Regardless of the participants’ roles, language, culture, or age, the same pattern emerges. Hands go up for every development level for both the best and worst of times. Sometimes, in a small group, I might not see a hand go up for D2 in the best of times, but otherwise, a person’s development level is not what distinguishes the best of times from the worst of times.
I take another poll based on the Situational Leadership II model — the most popular leadership model in the world — which depicts a leadership style that matches the needs for each of the four development levels:
“For the best of times, raise your hand if you received a leadership style from your manager that matched your development level. In the worst of times, raise your hand if you received a matching leadership style.”
Again, a pattern emerges. In the best of times, people received a leadership style that matched their development level needs—they received the appropriate direction and support. In the worst of times, their manager either over-supervised or under-supervised them.
I remember one exception. A young man described how he was in the best of times at the D4 level of development with high competence and high commitment. But, he didn’t get a matching leadership style. Instead of giving him the low direction and support appropriate for a self-reliant achiever, his boss gave him high direction and support. Perplexed, I asked him, “How could you experience the best of times when your boss was micromanaging you?” The young man smiled, “I realized micromanaging me was his need, not mine, so I simply ignored him.”
I admire the young man’s ability to self-regulate, but hope you’ll consider three strategies that have proven more effective for creating the best of times.
- Assume good intent. Most managers don’t wake up every morning with the intent of making you miserable. Most managers want to be effective leaders. They, too, want to experience the best of times.
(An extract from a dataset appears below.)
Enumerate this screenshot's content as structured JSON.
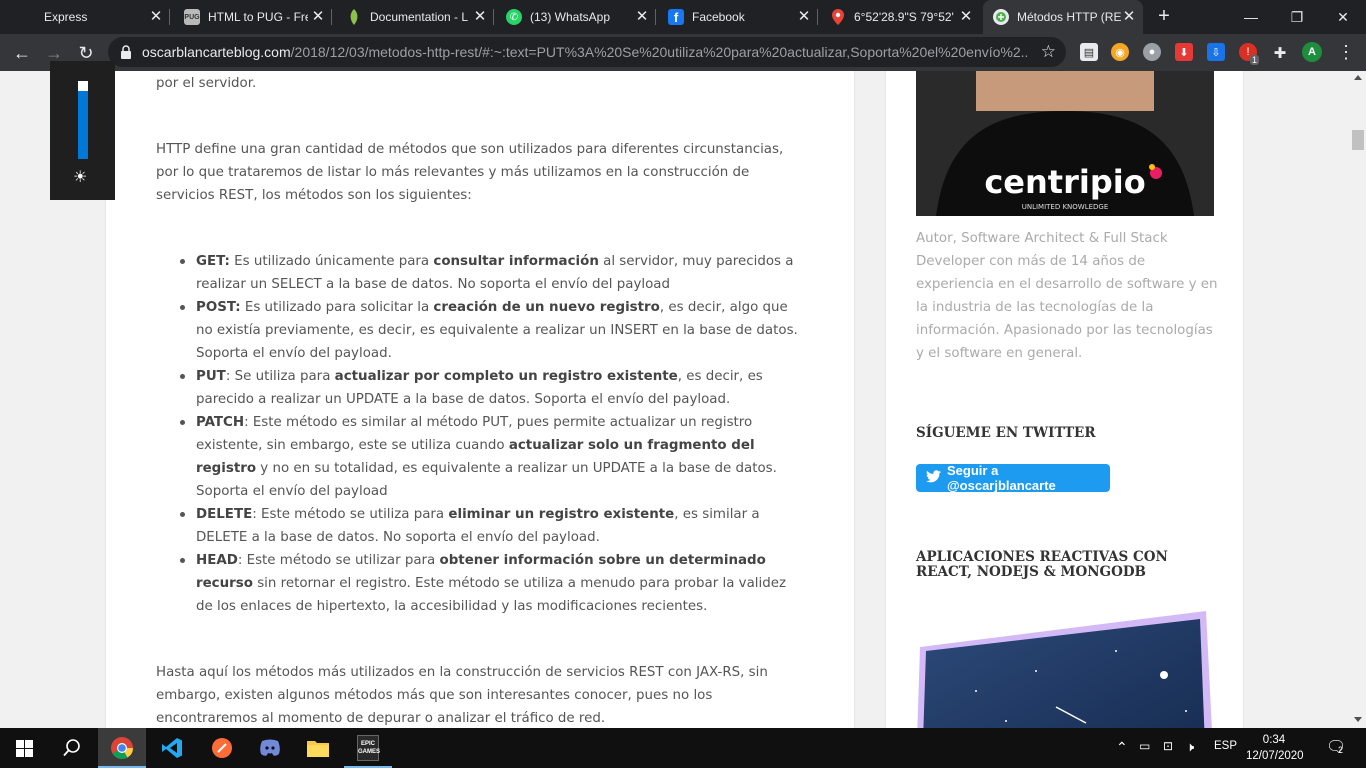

- Realize that managers are not mind readers. In our personal relationships, we are encouraged to communicate our needs. If the people who love you most in the world don’t know what you need unless you express it, why do you expect your manager to know? It’s not wise, nor is it fair to expect your manager to know what you’re thinking or what you need.
- Manage up. It’s in everyone’s best interest to ask for what you need to succeed. Learn how to diagnose your own development level and then use the most powerful phrase for getting direction and support: “I need.” Your well-intentioned manager will be happy to know what you need without having to read your mind.
Self-leadership is having the mindset and the skill set for getting what you need to succeed. That also means accepting responsibility for your own growth and progress. I hope you agree that if you can create the best of times by proactively getting the direction and support you need, it’s well worth the effort.
Nothing great in the world has been accomplished without passion.
Georg Wilhelm Friedrich Hegel,
Campbell Soup Supply Co. will get a $1 million tax break by temporarily ceding ownership of its planned Findlay, Ohio, distribution center to the regional port authority. (The Courier)
High-end handbag and apparel maker Kate Spade & Co. is exploring a sale of the company. (WSJ)